PROVIDED DATA:

#####

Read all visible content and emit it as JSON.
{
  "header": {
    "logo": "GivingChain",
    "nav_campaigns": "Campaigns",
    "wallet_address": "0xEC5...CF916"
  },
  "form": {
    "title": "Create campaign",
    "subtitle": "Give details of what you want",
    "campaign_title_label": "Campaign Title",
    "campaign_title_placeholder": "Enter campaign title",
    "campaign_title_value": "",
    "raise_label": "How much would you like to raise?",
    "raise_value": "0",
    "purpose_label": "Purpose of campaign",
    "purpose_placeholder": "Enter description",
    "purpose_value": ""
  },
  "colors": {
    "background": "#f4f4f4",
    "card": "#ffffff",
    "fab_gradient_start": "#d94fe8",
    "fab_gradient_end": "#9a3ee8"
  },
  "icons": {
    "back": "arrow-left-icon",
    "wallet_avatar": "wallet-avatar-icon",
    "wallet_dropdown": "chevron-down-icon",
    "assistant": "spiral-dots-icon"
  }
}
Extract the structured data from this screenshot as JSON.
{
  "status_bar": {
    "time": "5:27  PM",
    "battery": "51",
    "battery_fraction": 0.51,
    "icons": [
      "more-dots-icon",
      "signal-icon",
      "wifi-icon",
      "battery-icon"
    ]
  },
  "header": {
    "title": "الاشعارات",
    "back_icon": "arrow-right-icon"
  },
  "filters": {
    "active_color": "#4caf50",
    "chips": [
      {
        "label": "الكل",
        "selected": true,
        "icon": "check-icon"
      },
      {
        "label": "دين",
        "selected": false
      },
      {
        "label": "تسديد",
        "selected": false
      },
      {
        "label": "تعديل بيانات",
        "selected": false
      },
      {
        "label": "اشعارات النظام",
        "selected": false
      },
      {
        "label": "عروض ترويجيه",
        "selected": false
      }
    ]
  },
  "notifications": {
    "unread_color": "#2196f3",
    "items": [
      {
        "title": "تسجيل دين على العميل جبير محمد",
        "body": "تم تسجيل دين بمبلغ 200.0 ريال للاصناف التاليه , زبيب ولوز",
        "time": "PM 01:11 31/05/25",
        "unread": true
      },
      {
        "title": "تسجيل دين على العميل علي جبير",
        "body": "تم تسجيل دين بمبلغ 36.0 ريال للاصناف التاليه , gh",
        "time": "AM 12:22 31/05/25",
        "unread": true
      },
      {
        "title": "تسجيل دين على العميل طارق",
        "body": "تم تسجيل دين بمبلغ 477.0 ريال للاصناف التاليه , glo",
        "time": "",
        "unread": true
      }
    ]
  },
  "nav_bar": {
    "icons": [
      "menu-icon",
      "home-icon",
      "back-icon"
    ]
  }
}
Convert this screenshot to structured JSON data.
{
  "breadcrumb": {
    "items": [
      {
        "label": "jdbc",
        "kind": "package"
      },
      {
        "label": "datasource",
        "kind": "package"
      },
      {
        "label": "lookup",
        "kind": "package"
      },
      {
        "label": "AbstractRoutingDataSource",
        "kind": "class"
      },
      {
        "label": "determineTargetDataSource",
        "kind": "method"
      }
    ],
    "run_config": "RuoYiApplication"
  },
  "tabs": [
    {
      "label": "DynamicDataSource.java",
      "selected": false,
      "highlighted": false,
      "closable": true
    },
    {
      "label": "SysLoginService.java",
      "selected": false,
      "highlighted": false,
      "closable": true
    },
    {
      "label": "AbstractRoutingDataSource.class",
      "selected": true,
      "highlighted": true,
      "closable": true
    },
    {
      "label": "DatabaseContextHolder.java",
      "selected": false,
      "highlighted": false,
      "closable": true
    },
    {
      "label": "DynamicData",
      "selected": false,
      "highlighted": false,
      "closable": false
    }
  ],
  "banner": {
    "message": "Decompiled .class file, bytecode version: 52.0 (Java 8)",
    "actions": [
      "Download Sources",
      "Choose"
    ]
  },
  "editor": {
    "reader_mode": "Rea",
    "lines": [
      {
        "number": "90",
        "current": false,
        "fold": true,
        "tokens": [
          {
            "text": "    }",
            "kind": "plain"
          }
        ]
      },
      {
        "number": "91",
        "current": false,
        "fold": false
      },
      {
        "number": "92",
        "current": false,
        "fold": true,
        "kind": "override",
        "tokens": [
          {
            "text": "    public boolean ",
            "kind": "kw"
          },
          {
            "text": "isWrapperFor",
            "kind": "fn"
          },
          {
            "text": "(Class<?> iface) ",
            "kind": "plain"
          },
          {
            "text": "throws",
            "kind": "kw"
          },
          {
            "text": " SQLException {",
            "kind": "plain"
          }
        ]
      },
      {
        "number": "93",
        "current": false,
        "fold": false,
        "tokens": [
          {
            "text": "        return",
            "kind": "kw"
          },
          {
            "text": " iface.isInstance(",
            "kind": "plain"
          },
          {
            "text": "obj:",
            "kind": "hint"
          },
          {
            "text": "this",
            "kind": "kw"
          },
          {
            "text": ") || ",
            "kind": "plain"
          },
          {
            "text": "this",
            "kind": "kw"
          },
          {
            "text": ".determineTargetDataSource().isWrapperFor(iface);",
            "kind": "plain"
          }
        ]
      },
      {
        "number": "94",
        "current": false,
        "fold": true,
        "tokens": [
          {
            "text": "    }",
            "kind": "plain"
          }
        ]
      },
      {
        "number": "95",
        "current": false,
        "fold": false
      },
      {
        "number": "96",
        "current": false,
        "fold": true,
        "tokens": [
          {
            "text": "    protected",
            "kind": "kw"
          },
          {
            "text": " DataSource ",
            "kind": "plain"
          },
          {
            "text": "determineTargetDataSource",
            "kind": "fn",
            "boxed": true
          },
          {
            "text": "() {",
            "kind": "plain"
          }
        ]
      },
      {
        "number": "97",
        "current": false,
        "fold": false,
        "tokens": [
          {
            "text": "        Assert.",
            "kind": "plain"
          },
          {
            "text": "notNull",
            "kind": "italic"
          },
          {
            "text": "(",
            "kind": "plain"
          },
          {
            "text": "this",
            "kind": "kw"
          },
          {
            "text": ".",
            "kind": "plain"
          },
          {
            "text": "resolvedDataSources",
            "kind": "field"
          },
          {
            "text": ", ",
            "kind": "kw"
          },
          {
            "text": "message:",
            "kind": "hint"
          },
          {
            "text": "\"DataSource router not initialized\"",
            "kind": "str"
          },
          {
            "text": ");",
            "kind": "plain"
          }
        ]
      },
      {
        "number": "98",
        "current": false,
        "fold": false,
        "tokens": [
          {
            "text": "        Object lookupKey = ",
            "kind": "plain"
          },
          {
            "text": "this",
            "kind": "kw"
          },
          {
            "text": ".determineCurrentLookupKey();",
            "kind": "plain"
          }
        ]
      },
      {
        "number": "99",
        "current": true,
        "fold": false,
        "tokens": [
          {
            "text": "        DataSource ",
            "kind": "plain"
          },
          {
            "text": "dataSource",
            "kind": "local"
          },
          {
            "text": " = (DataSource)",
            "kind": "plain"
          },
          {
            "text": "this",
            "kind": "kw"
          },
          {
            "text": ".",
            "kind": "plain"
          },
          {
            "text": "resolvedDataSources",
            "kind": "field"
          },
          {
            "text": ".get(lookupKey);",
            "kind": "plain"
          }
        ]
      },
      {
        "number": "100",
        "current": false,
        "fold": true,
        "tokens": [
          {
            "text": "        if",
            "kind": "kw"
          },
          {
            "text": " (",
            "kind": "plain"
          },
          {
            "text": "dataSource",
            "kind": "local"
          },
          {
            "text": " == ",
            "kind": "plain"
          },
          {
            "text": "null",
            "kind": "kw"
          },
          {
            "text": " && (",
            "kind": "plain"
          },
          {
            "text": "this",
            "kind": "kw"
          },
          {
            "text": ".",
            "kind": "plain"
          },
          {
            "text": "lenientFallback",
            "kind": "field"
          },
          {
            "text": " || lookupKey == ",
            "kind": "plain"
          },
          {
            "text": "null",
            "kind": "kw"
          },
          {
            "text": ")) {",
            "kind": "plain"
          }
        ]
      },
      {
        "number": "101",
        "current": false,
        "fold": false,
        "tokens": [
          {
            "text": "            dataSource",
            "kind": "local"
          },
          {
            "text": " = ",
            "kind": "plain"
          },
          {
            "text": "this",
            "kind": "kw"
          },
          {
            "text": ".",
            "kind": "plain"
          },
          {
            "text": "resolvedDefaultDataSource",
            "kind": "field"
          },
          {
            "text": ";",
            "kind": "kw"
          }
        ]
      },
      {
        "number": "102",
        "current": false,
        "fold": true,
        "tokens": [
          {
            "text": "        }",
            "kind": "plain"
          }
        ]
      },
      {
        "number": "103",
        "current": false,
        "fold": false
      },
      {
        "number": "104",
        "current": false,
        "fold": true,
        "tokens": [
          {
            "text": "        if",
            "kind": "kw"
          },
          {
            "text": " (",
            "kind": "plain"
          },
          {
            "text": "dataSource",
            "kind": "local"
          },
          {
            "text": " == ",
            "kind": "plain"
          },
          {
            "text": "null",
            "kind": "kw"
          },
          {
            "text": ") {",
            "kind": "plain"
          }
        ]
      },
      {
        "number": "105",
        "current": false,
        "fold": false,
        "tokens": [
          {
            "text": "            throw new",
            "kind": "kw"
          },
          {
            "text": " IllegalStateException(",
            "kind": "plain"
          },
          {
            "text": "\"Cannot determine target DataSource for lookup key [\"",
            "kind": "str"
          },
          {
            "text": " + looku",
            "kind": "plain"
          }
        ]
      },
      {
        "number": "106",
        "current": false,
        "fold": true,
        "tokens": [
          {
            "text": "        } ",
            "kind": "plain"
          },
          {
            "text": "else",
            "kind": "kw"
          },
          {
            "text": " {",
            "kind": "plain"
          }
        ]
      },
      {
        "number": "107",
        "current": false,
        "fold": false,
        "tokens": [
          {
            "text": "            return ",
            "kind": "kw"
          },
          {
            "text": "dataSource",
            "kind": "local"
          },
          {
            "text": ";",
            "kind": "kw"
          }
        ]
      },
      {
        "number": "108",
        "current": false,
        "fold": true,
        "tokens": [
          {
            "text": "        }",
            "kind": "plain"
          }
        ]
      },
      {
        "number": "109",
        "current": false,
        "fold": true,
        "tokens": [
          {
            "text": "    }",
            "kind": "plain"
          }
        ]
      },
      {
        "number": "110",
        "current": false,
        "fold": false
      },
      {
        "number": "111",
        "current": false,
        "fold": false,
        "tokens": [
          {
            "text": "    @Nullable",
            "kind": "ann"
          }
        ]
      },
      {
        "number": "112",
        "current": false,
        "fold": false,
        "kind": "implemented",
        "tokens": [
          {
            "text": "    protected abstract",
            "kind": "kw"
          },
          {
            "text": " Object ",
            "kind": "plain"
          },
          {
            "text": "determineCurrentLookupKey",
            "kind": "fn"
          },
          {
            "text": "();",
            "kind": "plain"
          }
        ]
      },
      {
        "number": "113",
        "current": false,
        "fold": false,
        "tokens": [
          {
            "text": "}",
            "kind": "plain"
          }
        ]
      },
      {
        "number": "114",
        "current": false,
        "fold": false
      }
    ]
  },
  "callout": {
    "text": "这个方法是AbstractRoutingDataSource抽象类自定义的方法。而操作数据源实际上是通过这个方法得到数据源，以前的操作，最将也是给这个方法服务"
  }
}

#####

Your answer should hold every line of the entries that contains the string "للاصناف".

        "body": "تم تسجيل دين بمبلغ 200.0 ريال للاصناف التاليه , زبيب ولوز",
        "body": "تم تسجيل دين بمبلغ 36.0 ريال للاصناف التاليه , gh",
        "body": "تم تسجيل دين بمبلغ 477.0 ريال للاصناف التاليه , glo",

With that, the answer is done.